• WORK TASK
The entries below should be repeated exactly, with no pictures carried over.

(Dataset rows describing interfaces)

=== Begin Enclosure ===

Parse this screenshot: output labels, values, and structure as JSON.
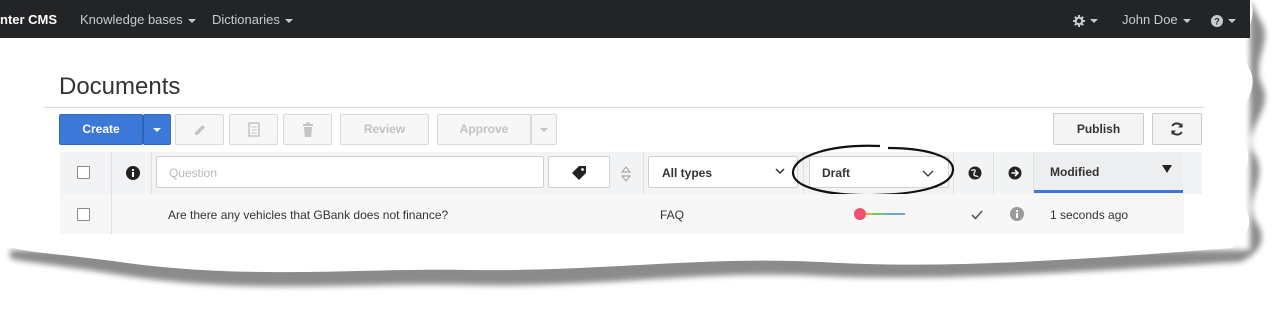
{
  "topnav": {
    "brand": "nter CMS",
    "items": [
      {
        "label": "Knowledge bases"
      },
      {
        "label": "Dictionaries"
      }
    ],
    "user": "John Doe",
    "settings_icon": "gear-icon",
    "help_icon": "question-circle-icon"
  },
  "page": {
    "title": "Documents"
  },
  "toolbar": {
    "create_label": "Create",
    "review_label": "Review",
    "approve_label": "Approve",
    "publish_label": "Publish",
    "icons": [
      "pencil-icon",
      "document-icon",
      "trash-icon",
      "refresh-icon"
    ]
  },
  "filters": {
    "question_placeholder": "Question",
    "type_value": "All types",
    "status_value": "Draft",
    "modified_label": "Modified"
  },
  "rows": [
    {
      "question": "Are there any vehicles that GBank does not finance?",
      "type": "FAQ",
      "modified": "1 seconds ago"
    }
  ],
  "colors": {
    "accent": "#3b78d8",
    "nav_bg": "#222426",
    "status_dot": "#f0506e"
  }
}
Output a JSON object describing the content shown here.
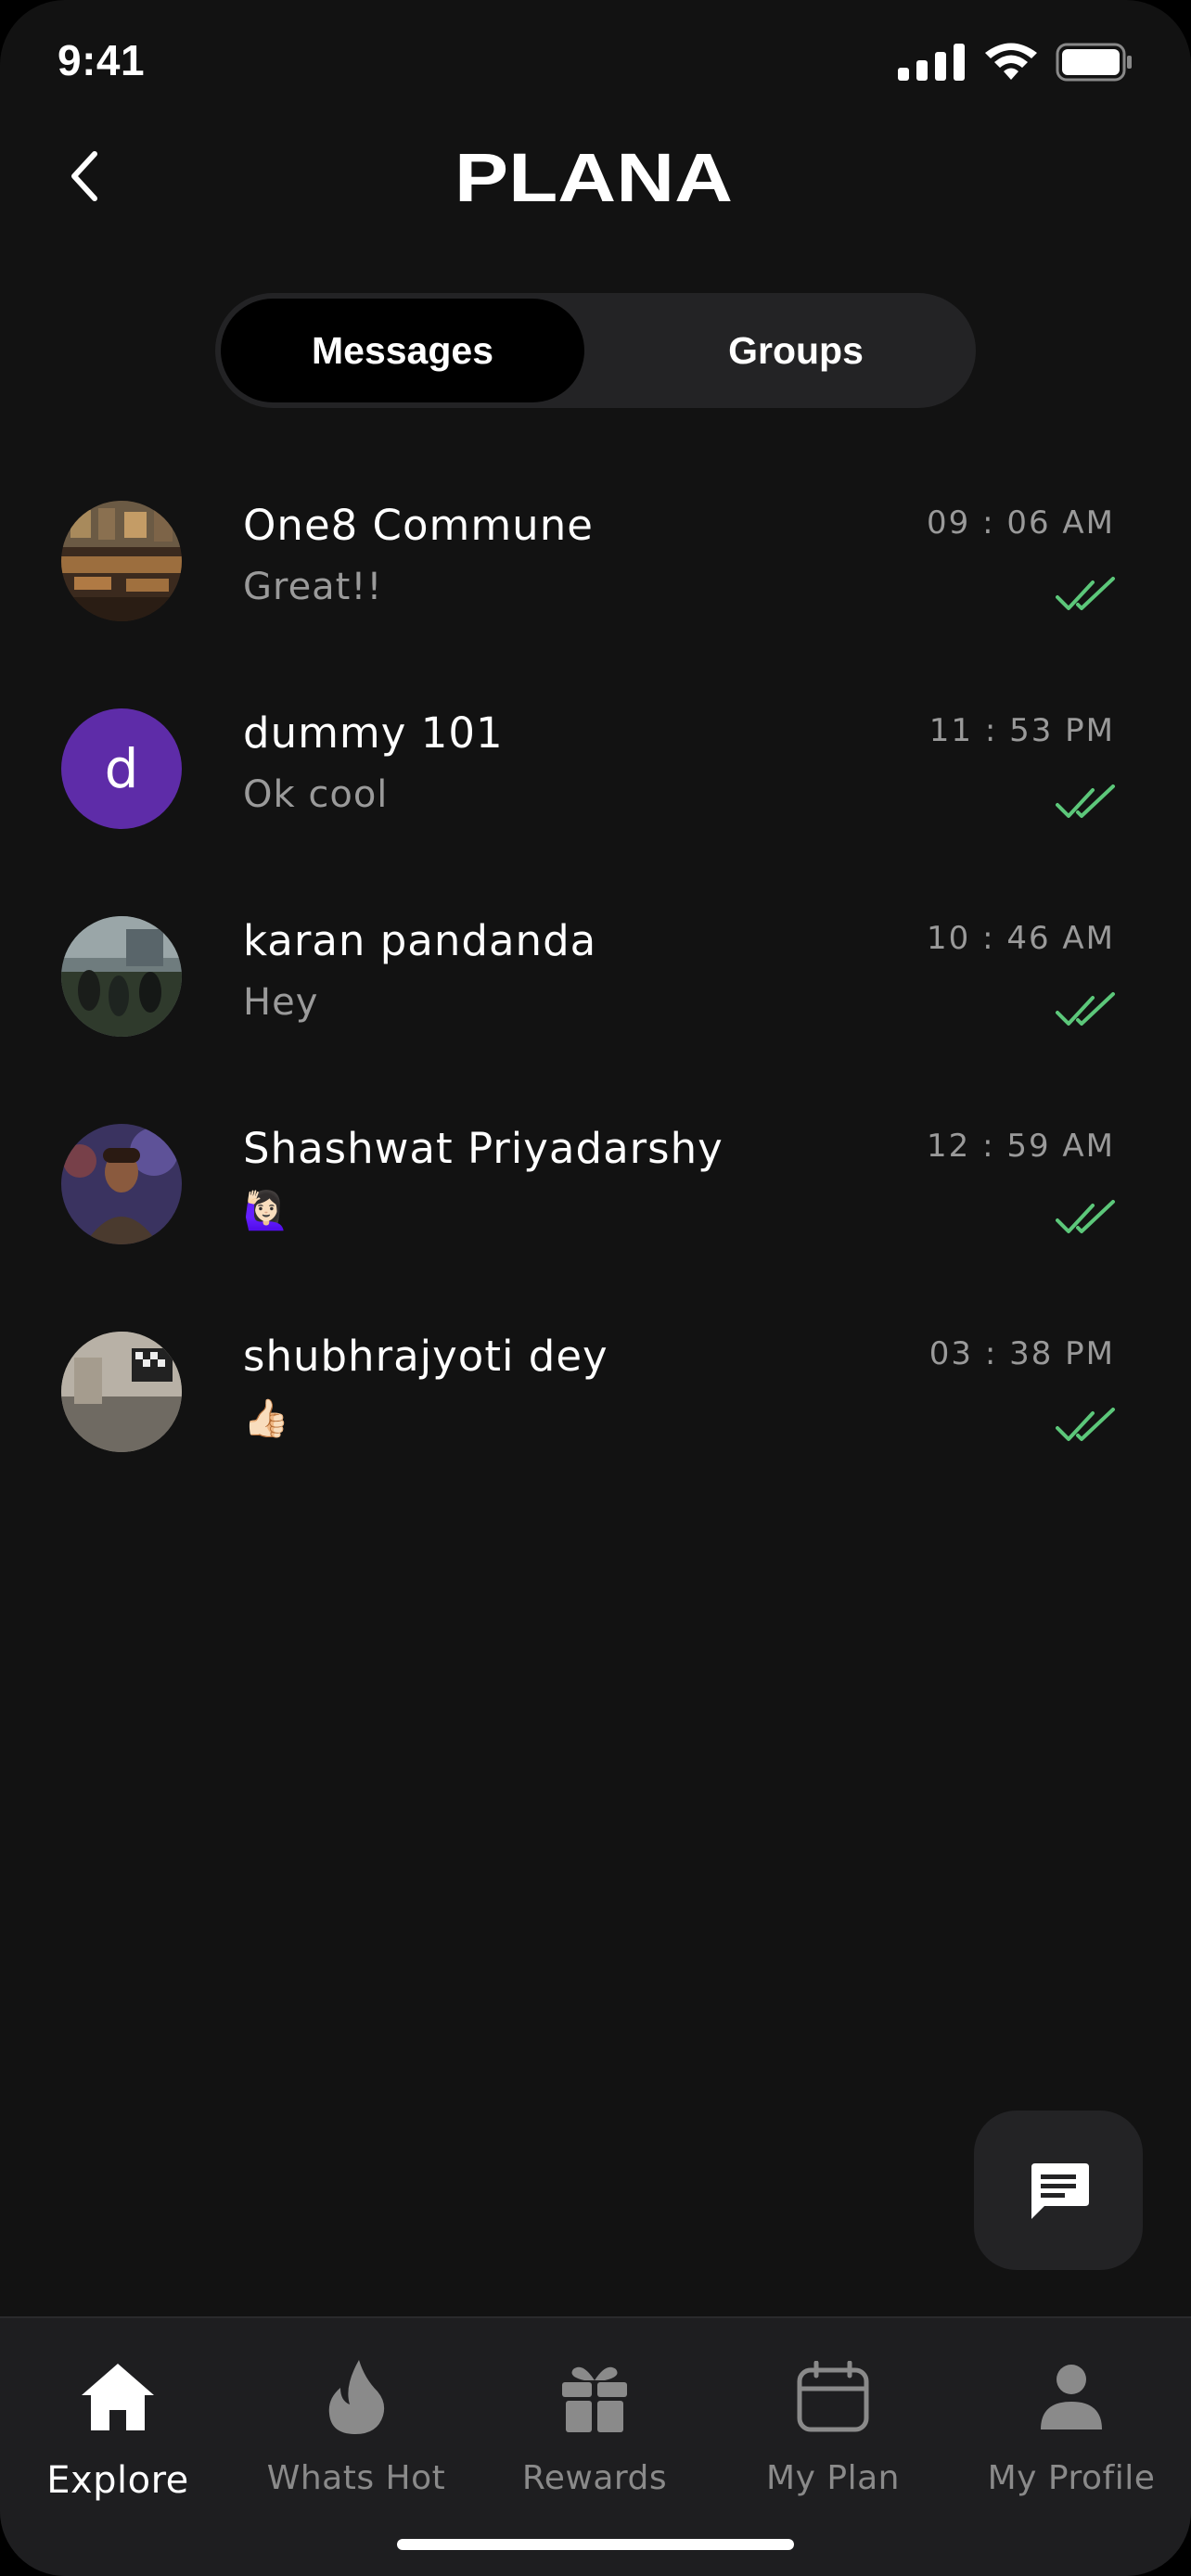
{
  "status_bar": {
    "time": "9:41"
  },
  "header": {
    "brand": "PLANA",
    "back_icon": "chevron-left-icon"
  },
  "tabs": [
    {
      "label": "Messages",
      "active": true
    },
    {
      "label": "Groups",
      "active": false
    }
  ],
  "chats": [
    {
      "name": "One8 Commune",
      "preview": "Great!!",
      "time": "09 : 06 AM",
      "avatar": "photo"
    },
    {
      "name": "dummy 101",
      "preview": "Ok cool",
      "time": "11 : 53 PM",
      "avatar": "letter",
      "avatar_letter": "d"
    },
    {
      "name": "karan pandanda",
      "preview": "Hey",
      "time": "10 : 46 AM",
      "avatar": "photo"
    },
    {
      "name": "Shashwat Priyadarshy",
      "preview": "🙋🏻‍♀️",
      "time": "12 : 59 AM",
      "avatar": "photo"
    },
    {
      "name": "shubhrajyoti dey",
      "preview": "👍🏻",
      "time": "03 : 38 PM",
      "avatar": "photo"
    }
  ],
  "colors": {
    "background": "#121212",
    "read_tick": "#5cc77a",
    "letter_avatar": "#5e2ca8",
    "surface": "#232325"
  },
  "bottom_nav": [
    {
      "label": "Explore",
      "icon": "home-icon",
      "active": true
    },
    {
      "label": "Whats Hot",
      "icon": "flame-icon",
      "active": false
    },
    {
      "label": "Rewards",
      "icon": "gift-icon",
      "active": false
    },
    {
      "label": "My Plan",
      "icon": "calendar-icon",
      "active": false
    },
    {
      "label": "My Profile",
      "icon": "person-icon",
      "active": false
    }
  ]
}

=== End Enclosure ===

• COMPLETED TASK
Parse this screenshot: output labels, values, and structure as JSON.
{
  "topnav": {
    "brand": "nter CMS",
    "items": [
      {
        "label": "Knowledge bases"
      },
      {
        "label": "Dictionaries"
      }
    ],
    "user": "John Doe",
    "settings_icon": "gear-icon",
    "help_icon": "question-circle-icon"
  },
  "page": {
    "title": "Documents"
  },
  "toolbar": {
    "create_label": "Create",
    "review_label": "Review",
    "approve_label": "Approve",
    "publish_label": "Publish",
    "icons": [
      "pencil-icon",
      "document-icon",
      "trash-icon",
      "refresh-icon"
    ]
  },
  "filters": {
    "question_placeholder": "Question",
    "type_value": "All types",
    "status_value": "Draft",
    "modified_label": "Modified"
  },
  "rows": [
    {
      "question": "Are there any vehicles that GBank does not finance?",
      "type": "FAQ",
      "modified": "1 seconds ago"
    }
  ],
  "colors": {
    "accent": "#3b78d8",
    "nav_bg": "#222426",
    "status_dot": "#f0506e"
  }
}
Output a JSON object describing the content shown here.
{
  "status_bar": {
    "time": "9:41"
  },
  "header": {
    "brand": "PLANA",
    "back_icon": "chevron-left-icon"
  },
  "tabs": [
    {
      "label": "Messages",
      "active": true
    },
    {
      "label": "Groups",
      "active": false
    }
  ],
  "chats": [
    {
      "name": "One8 Commune",
      "preview": "Great!!",
      "time": "09 : 06 AM",
      "avatar": "photo"
    },
    {
      "name": "dummy 101",
      "preview": "Ok cool",
      "time": "11 : 53 PM",
      "avatar": "letter",
      "avatar_letter": "d"
    },
    {
      "name": "karan pandanda",
      "preview": "Hey",
      "time": "10 : 46 AM",
      "avatar": "photo"
    },
    {
      "name": "Shashwat Priyadarshy",
      "preview": "🙋🏻‍♀️",
      "time": "12 : 59 AM",
      "avatar": "photo"
    },
    {
      "name": "shubhrajyoti dey",
      "preview": "👍🏻",
      "time": "03 : 38 PM",
      "avatar": "photo"
    }
  ],
  "colors": {
    "background": "#121212",
    "read_tick": "#5cc77a",
    "letter_avatar": "#5e2ca8",
    "surface": "#232325"
  },
  "bottom_nav": [
    {
      "label": "Explore",
      "icon": "home-icon",
      "active": true
    },
    {
      "label": "Whats Hot",
      "icon": "flame-icon",
      "active": false
    },
    {
      "label": "Rewards",
      "icon": "gift-icon",
      "active": false
    },
    {
      "label": "My Plan",
      "icon": "calendar-icon",
      "active": false
    },
    {
      "label": "My Profile",
      "icon": "person-icon",
      "active": false
    }
  ]
}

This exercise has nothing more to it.